Here I removed the nest, and the portion of wood chips that covered the top of the nest, you can see they excavated about 1/2 of the box.Here is the nest removed form the box. Chickadees and nuthatches will add material for their nests. Whereas chickadees use animal hair, fur, and moss (this as I have mentioned is the best use for introduced squirrels), nuthatches will shred up bark into various layers of increasingly soft bedding, and they also smear sap on the outside of the hole to discourage insects and parasites from bothering the nestlings. It is really fun to watch them do this. You can help chickadees by providing fur ( for more information click here), animal hair or sphagnum moss in your yard for them. The nest is in two parts, a round egg area, and the base.Below are pictures of tree nests from past years, each are unique, based on the availability of nesting material, the age and experience of the builders, etc... They are all soft and adorable, though. You can even see a couple of eggs in one of the nests- this was from a the second clutch one year that evidently had poor germination (a little something for you gardeners).Here is the box cleaned out. This is a good time to inspect for any damage and do repairs. If there is any water penetrating into the box, fix the cause and let the box dry out before repacking. Although I build nest boxes from western red cedar, a naturally decay- and insect-resistant wood, which needs no protection from the weather, I fill my boxes with Douglas fir (typically chips from my thickness planer or jointer- see below), but you can use any species except cedar, teak, or mahogany. These species contain oils that prevent rot and insect damage but the dust can irritate nestlings. It is important to compact the chips, and I just use a piece of wood to pound it into submission. By compacting the sawdust, the birds can excavate a cavity without the rest of the filling collapsing on them.Normally that is it, but this year, I got a birthday present from my cameras! These are the Hawkeye nature cameras (this is not a paid product endorsement, unfortunately). I removed camera shield, to take up less space, I hope this is not a fatal flaw. In adding these cameras, I did not pack the wood chips to fill the box completely as you'll see. The first step is to mount the little bracket, and my only tip here is to mount it, so it is loose enough to be able to swivel the bracket to screw the camera to the bracket. Here is the camera installed in the chickadee nest box, notice the grove cut into the side for the wire to pass.
Below is my northern flicker nest bow, and one thing to notice is that flickers just about completely remove all the wood chips for the box and they do not require any nesting material. although they may use an empty box, one benefit to having he house filled, is that is discourages use by non-target birds like house sparrows and starlings, which will not excavate. However, once the flickers excavate their nest box, often European starlings will follow. It is crucial to remove the starlings, their nests (they bring in nesting material), or otherwise dissuade them from taking the flicker’s nest box. Click here for more information about flickers and starlings.
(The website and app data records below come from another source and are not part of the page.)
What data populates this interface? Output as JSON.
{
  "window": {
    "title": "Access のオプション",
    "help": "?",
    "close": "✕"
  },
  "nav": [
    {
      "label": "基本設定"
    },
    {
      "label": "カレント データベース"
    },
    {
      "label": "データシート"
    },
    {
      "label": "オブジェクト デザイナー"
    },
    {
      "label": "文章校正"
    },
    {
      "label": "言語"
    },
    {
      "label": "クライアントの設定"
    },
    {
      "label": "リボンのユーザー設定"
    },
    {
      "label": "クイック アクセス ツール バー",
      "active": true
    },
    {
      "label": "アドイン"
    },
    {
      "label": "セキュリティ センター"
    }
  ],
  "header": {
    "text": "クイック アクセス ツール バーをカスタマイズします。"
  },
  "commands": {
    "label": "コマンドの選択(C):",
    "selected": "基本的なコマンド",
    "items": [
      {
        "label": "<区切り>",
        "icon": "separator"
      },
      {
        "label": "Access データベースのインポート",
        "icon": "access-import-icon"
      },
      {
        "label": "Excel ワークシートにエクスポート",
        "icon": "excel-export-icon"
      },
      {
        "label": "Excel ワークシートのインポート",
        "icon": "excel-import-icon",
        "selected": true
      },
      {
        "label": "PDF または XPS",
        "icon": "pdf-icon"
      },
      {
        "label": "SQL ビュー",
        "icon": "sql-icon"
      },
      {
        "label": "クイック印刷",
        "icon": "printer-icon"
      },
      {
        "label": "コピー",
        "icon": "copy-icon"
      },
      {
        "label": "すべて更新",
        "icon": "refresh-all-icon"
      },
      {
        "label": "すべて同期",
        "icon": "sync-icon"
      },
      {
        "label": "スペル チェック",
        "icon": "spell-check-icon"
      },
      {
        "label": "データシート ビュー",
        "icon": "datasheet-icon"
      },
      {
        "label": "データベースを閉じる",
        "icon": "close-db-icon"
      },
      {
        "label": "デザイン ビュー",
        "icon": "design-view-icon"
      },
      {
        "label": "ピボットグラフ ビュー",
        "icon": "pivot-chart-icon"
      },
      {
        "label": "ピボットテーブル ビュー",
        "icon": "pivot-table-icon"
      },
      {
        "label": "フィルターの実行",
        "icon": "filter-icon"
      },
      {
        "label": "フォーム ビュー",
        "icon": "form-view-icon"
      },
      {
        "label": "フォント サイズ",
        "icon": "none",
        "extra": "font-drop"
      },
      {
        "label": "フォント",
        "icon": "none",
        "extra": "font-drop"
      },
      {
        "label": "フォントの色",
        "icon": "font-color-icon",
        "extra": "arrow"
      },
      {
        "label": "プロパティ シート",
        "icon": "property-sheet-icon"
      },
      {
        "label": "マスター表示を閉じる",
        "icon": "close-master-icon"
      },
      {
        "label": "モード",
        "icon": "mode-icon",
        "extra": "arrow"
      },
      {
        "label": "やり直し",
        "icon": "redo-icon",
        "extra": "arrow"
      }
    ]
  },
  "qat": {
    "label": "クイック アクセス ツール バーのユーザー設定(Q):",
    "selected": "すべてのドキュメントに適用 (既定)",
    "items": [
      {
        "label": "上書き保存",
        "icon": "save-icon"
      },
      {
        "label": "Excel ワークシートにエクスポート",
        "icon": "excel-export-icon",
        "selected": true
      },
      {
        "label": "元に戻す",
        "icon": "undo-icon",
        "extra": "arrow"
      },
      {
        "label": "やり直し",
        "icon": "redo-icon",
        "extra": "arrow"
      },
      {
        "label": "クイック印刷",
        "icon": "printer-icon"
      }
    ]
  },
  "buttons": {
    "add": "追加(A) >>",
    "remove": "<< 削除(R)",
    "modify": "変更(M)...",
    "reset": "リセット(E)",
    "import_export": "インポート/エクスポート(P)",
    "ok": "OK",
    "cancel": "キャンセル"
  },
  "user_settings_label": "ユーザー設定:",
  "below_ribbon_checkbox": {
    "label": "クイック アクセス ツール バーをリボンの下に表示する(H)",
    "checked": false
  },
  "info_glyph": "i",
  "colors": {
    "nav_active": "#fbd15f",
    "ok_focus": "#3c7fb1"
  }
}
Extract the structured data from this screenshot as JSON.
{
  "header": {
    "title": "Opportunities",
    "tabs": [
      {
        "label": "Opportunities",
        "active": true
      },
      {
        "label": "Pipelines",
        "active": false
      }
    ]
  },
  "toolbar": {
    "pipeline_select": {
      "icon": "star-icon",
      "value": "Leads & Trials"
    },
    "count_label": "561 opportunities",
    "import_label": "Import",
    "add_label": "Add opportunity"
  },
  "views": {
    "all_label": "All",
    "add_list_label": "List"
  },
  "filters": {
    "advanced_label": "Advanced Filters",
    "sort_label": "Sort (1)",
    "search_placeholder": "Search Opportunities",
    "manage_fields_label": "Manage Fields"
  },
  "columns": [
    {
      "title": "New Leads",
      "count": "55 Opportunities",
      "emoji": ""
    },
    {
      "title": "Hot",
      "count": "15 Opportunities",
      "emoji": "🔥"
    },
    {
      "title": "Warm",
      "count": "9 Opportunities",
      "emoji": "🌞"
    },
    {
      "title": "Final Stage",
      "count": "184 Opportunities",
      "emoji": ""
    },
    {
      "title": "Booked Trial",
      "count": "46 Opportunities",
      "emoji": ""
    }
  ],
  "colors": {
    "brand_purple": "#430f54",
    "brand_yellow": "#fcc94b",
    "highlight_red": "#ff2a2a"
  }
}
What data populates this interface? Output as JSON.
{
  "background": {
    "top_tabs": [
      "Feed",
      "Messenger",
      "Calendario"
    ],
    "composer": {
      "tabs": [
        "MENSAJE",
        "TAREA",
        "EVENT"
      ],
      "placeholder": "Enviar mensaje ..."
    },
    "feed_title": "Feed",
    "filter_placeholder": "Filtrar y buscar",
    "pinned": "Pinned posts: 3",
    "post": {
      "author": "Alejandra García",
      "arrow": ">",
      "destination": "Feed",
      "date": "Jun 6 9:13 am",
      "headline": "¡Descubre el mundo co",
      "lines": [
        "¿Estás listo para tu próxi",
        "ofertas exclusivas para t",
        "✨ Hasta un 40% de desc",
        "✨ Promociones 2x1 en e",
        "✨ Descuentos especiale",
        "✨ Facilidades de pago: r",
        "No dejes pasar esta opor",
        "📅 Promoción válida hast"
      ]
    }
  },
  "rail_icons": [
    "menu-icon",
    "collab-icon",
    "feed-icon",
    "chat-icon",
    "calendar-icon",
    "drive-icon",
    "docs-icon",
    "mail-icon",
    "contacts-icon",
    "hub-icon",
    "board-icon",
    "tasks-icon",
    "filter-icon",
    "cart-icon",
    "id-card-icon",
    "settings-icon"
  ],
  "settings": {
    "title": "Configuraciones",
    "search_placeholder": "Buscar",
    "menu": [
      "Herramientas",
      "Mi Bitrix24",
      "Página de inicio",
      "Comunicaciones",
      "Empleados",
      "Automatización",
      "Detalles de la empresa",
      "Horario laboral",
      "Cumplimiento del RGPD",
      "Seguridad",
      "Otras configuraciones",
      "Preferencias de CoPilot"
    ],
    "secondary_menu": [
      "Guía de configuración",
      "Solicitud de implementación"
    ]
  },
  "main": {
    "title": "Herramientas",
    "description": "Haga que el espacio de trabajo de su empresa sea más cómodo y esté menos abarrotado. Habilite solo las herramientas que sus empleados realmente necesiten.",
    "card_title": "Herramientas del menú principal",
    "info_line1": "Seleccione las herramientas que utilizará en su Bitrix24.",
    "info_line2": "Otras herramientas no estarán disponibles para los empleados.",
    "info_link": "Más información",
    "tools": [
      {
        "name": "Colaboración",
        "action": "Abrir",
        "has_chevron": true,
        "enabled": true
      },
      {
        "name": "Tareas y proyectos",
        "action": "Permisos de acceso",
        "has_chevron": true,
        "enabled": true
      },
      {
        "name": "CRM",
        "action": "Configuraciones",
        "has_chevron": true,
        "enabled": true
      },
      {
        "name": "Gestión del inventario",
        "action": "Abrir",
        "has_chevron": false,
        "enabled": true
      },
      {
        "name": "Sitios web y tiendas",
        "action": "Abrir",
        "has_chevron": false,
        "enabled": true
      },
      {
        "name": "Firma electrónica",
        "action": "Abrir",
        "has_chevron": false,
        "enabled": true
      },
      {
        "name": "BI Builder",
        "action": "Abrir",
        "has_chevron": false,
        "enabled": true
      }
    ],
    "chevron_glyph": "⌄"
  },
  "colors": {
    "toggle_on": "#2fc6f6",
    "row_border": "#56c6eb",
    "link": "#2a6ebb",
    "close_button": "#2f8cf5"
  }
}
Below, the camera installed in the flicker box. Plenty of roomHere is the completed, freshly refilled nest box with a camera, waiting to be excavated. If you look closely, you will see one of my own inventions on entrance hole- a Nesting Indicator Bar, also known as a "twig". I place these "twigs" in the entrance hole of all my nest boxes to monitor if birds are investigating the boxes. Kind of low-tech compared to the mini cameras.
Spring is near.